Reflection from the Province of Aotearoa, New Zealand & Polynesia
Who are you?
Rev’d Jacynthia Murphy from the Province of Aotearoa, New Zealand & Polynesia – Te Hāhi Mihinare ki Aotearoa ki Niu Tīreni, ki Ngā Moutere o Te Moana Nui a Kiwa. I am of Māori descent and serve part time in a Pākehā parish. The rest of me works in the General Synod / Te Hīnota Office as Operations Support Manager to the provincial General Secretary.
Where are you finding hope during the time of COVID-19?
I’m a bit of an environmentalist at heart and I’m always looking for ways in which to poke our nation and church into reducing our negative footprints that create global havoc commonly attributed to the ill-effects of human decadence. Hope has come in many forms during this time of COVID-19:
- my fuel tank is still on full after weeks of no travel,
- less rubbish is overflowing onto the streets,
- traffic flows have markedly reduced our carbon emissions,
- Zoom meetings have hastened decision making,
- we’ve discovered we can do ‘virtual church’ and our ‘virtual pews’ have overflowed,
- the birdsong in the mornings has been deafening,
- the collective collaboration on the things we enjoy e.g. singing, choir, teaching, and learning, to name a few, has been outstanding.
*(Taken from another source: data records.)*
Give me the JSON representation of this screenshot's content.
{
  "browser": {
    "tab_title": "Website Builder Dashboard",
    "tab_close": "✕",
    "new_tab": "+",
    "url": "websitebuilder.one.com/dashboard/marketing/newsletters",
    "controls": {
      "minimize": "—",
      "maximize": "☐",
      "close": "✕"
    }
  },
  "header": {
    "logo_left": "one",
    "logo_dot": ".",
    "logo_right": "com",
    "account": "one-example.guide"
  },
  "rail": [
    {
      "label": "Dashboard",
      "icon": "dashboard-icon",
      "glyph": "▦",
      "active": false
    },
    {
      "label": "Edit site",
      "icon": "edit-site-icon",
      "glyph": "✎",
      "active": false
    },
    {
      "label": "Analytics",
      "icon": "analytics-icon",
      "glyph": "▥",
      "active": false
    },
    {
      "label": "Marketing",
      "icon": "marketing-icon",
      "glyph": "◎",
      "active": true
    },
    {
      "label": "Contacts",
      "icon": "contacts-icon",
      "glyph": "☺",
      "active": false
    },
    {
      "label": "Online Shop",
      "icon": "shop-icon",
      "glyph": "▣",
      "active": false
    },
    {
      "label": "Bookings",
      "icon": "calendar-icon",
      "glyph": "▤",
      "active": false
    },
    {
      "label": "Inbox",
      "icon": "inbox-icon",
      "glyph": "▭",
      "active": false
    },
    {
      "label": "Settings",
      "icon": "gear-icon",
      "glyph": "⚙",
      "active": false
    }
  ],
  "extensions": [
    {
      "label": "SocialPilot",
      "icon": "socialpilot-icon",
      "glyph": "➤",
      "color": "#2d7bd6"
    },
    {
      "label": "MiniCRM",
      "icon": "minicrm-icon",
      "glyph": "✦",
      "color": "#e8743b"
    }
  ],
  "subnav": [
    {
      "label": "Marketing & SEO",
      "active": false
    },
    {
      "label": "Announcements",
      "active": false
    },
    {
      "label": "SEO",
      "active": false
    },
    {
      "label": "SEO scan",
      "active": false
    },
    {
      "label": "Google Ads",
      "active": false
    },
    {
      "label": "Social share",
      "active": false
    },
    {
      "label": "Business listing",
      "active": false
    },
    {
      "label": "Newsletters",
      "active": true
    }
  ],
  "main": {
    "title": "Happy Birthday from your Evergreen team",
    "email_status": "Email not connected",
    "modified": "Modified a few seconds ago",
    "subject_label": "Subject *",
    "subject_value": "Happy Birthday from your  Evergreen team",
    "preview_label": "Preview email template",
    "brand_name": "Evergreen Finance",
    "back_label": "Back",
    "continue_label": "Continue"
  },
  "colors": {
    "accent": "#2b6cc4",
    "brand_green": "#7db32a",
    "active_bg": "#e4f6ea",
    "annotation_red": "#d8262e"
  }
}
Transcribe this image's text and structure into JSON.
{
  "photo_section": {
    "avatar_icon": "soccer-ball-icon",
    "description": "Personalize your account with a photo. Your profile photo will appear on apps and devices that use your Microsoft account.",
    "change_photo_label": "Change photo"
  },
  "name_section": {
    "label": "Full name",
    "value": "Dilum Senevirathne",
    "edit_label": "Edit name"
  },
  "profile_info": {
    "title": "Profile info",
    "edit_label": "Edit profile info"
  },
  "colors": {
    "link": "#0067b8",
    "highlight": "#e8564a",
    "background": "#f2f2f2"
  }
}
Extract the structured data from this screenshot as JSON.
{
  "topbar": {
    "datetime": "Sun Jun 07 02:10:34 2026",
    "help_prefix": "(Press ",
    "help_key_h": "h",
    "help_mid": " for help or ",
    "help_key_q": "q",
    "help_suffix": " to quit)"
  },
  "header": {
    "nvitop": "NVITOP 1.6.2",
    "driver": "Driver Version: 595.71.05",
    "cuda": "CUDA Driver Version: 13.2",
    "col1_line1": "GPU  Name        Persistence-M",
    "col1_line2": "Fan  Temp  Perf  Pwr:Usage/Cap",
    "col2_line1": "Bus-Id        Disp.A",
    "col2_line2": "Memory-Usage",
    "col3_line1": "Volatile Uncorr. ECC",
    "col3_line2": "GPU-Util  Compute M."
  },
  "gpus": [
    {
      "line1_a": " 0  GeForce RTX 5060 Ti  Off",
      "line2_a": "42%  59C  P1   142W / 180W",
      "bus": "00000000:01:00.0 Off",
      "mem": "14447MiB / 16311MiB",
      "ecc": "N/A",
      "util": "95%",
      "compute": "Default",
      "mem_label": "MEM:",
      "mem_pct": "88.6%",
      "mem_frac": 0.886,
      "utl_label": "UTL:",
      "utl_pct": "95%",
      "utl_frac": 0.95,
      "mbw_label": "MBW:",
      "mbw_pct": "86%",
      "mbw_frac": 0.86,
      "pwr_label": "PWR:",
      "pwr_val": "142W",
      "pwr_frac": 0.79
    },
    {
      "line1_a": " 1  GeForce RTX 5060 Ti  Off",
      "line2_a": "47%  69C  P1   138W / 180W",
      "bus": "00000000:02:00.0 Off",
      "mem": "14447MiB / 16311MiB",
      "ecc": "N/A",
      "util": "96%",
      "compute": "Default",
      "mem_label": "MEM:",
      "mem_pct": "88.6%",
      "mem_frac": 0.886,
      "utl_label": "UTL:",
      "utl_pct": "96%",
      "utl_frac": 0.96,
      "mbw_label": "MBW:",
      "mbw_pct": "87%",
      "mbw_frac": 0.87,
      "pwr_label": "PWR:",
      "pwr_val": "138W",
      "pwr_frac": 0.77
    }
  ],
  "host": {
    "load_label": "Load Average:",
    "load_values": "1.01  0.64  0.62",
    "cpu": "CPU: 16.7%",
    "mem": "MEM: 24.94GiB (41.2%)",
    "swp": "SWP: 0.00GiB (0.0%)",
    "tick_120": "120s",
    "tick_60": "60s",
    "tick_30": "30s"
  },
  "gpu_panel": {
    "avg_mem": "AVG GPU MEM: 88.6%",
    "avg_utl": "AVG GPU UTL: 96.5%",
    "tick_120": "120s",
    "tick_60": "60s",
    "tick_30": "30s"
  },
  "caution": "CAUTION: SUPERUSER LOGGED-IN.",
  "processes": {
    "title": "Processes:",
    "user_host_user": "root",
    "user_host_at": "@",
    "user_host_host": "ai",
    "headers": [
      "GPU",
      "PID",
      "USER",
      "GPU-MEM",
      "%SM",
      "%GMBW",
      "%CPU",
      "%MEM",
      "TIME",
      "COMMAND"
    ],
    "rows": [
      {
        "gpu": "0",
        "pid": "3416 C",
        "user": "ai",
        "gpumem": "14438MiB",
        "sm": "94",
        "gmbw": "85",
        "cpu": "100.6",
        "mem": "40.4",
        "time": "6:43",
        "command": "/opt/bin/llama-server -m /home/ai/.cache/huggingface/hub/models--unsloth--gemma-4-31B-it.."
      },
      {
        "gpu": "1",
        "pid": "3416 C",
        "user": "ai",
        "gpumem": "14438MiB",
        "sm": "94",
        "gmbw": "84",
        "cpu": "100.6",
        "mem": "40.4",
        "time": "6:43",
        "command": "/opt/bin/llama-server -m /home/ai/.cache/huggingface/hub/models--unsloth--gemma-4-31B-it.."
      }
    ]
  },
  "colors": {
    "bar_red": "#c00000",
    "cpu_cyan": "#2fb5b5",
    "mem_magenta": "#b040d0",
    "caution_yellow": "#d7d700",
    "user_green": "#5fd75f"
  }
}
Hope is in COVID-19 prompting us to accept that we are able to do things differently.
What is your community’s greatest strength?
I consider my community to have a population of 5 million. My community is my nation and I am extremely proud, in particular with our Prime Minister Jacinda Ardern, in the community to which I belong. We locked down for four weeks and my community complied, coped, and overcame the challenges that lockdown presented. Māori have a saying “Ka ora au i a koe, ka ora koe i a au” I survive because of you and you survive because of me.
Why is being a part of the world-wide Anglican Communion important to you?
Our Anglican Communion managed to bridge the oceans and lands that oftenseparate us. As part of my day-to-day ‘virtual church’ it was comforting to know that many others, from every corner of our Anglican bubble were there to offer support, resources, prayers, and camaraderie. When we needed it, the AC was there.
How can we be praying for you and your community?
Please pray that we, having learnt from this experience, might consider how to do what we do in a different way. Not by giving less, not by giving more, but definitely by giving back to a world struggling to survive, particularly from an environmental crises. Pray that we move beyond the traditional brick and mortar to the fields where the harvests are possible. Many thanks for your prayers.